Just about every book on how to write a novel or screenplay advises, “show, don’t tell” what emotion your character is experiencing.
One way to figure out how to do that is to identify the thing you want to show, and then ask “what do we see or hear?” in that situation. The trick is not to stick with your first answers, which tend to be predictable and clichéd.
To go beyond these rather predictable choices, think about how anger is reflected in the behaviour of three or four people you know. These could be grandparents, parents, siblings, spouses or partners, friends, bosses or co-workers.
My father’s pattern was to have a short outburst of shouting and then retreating to his workshop. My mother seldom raised her voice, she turned her anger into a display of disappointment and hurt . One friend goes ballastic, shouting the meanest things that come to his mind--and an hour later has forgotten the whole thing. Another friend shows what I’d call “cold anger”—not much change in his expression, but his voice turns quieter and steely.
When you’ve generated a list of responses you’ve encountered, match one of them with your character or use them as a springboard to come up with a different reaction. Of course this works just as well for any other emotion you want to show.

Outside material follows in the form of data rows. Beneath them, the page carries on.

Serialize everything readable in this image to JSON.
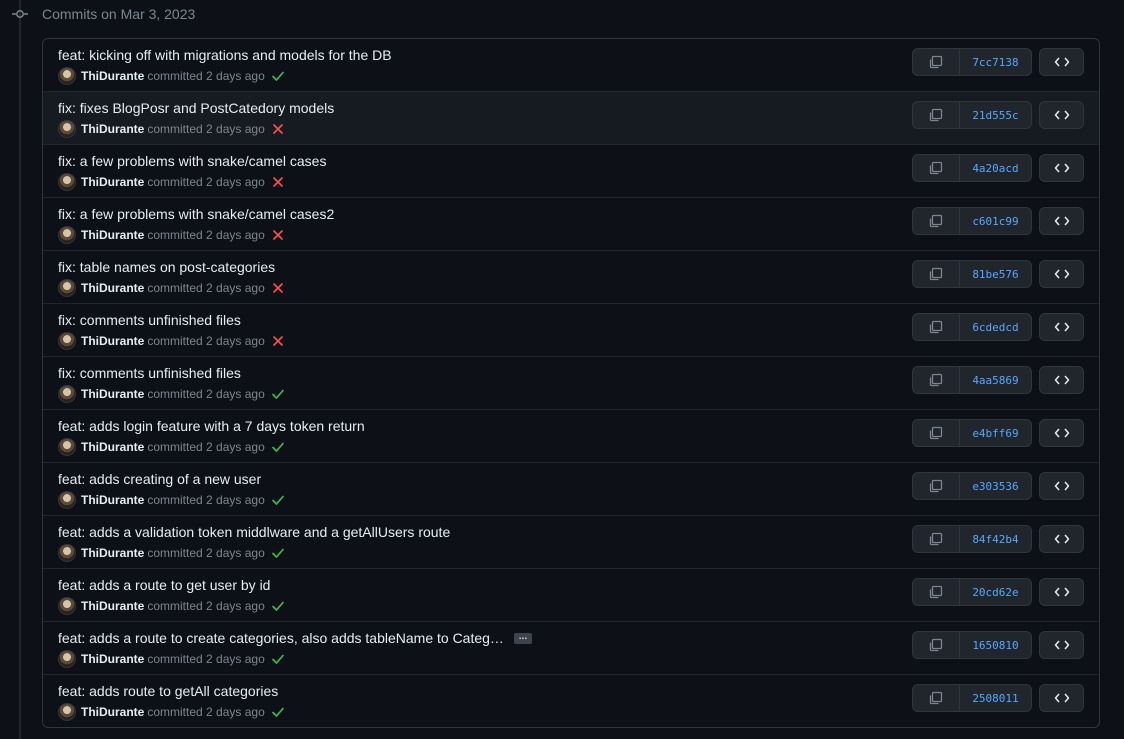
{
  "group_header": "Commits on Mar 3, 2023",
  "colors": {
    "success": "#3fb950",
    "failure": "#f85149",
    "sha": "#58a6ff"
  },
  "commits": [
    {
      "title": "feat: kicking off with migrations and models for the DB",
      "author": "ThiDurante",
      "action": "committed",
      "time": "2 days ago",
      "status": "success",
      "sha": "7cc7138"
    },
    {
      "title": "fix: fixes BlogPosr and PostCatedory models",
      "author": "ThiDurante",
      "action": "committed",
      "time": "2 days ago",
      "status": "failure",
      "sha": "21d555c"
    },
    {
      "title": "fix: a few problems with snake/camel cases",
      "author": "ThiDurante",
      "action": "committed",
      "time": "2 days ago",
      "status": "failure",
      "sha": "4a20acd"
    },
    {
      "title": "fix: a few problems with snake/camel cases2",
      "author": "ThiDurante",
      "action": "committed",
      "time": "2 days ago",
      "status": "failure",
      "sha": "c601c99"
    },
    {
      "title": "fix: table names on post-categories",
      "author": "ThiDurante",
      "action": "committed",
      "time": "2 days ago",
      "status": "failure",
      "sha": "81be576"
    },
    {
      "title": "fix: comments unfinished files",
      "author": "ThiDurante",
      "action": "committed",
      "time": "2 days ago",
      "status": "failure",
      "sha": "6cdedcd"
    },
    {
      "title": "fix: comments unfinished files",
      "author": "ThiDurante",
      "action": "committed",
      "time": "2 days ago",
      "status": "success",
      "sha": "4aa5869"
    },
    {
      "title": "feat: adds login feature with a 7 days token return",
      "author": "ThiDurante",
      "action": "committed",
      "time": "2 days ago",
      "status": "success",
      "sha": "e4bff69"
    },
    {
      "title": "feat: adds creating of a new user",
      "author": "ThiDurante",
      "action": "committed",
      "time": "2 days ago",
      "status": "success",
      "sha": "e303536"
    },
    {
      "title": "feat: adds a validation token middlware and a getAllUsers route",
      "author": "ThiDurante",
      "action": "committed",
      "time": "2 days ago",
      "status": "success",
      "sha": "84f42b4"
    },
    {
      "title": "feat: adds a route to get user by id",
      "author": "ThiDurante",
      "action": "committed",
      "time": "2 days ago",
      "status": "success",
      "sha": "20cd62e"
    },
    {
      "title": "feat: adds a route to create categories, also adds tableName to Categ…",
      "author": "ThiDurante",
      "action": "committed",
      "time": "2 days ago",
      "status": "success",
      "sha": "1650810",
      "truncated": true,
      "ellipsis_label": "…"
    },
    {
      "title": "feat: adds route to getAll categories",
      "author": "ThiDurante",
      "action": "committed",
      "time": "2 days ago",
      "status": "success",
      "sha": "2508011"
    }
  ]
}
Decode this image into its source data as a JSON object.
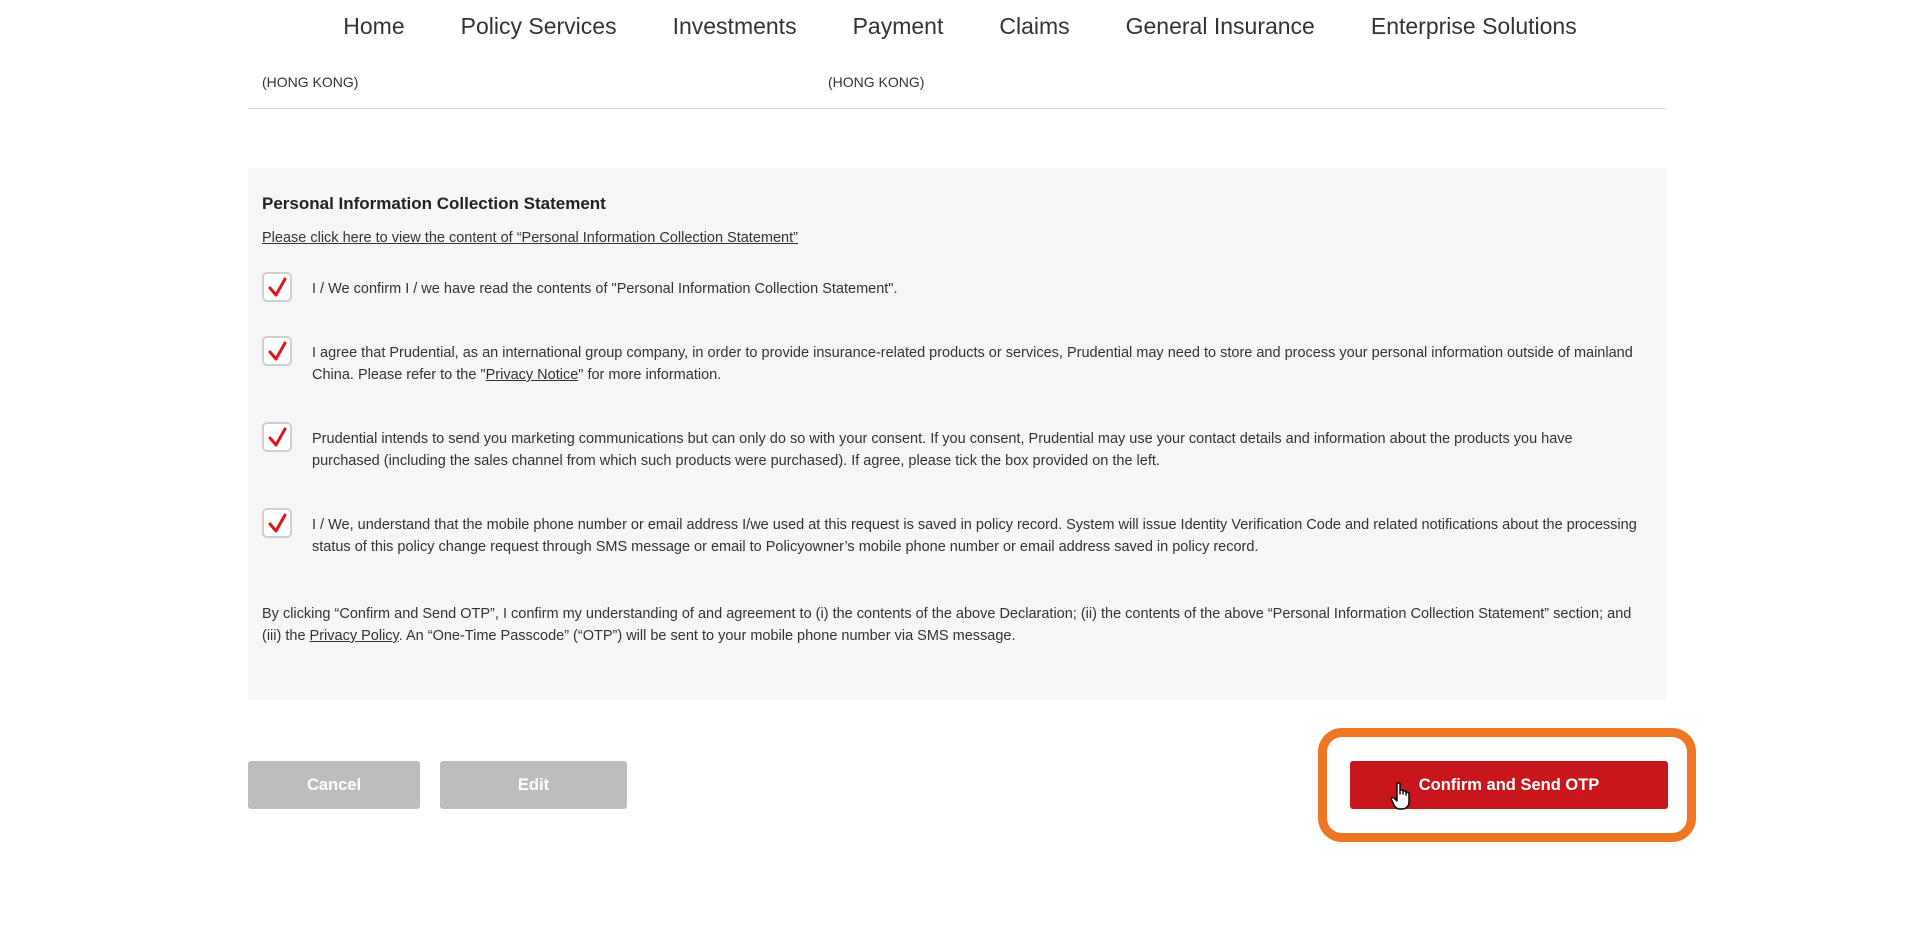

Using non-stereotypical expressions of emotion on the part of your character will help them to come alive on the page—and that’s always a good thing!(How did the great writers like Dickens, Austen, Conrad and modern masters like Heminway and Fitzgerald create vivid characters? What advice did they have for writers? You'll find the answers in "Your Creative Writing Masterclass," published by Nicholas Brealey and available from Amazon or your other favorite bookseller.)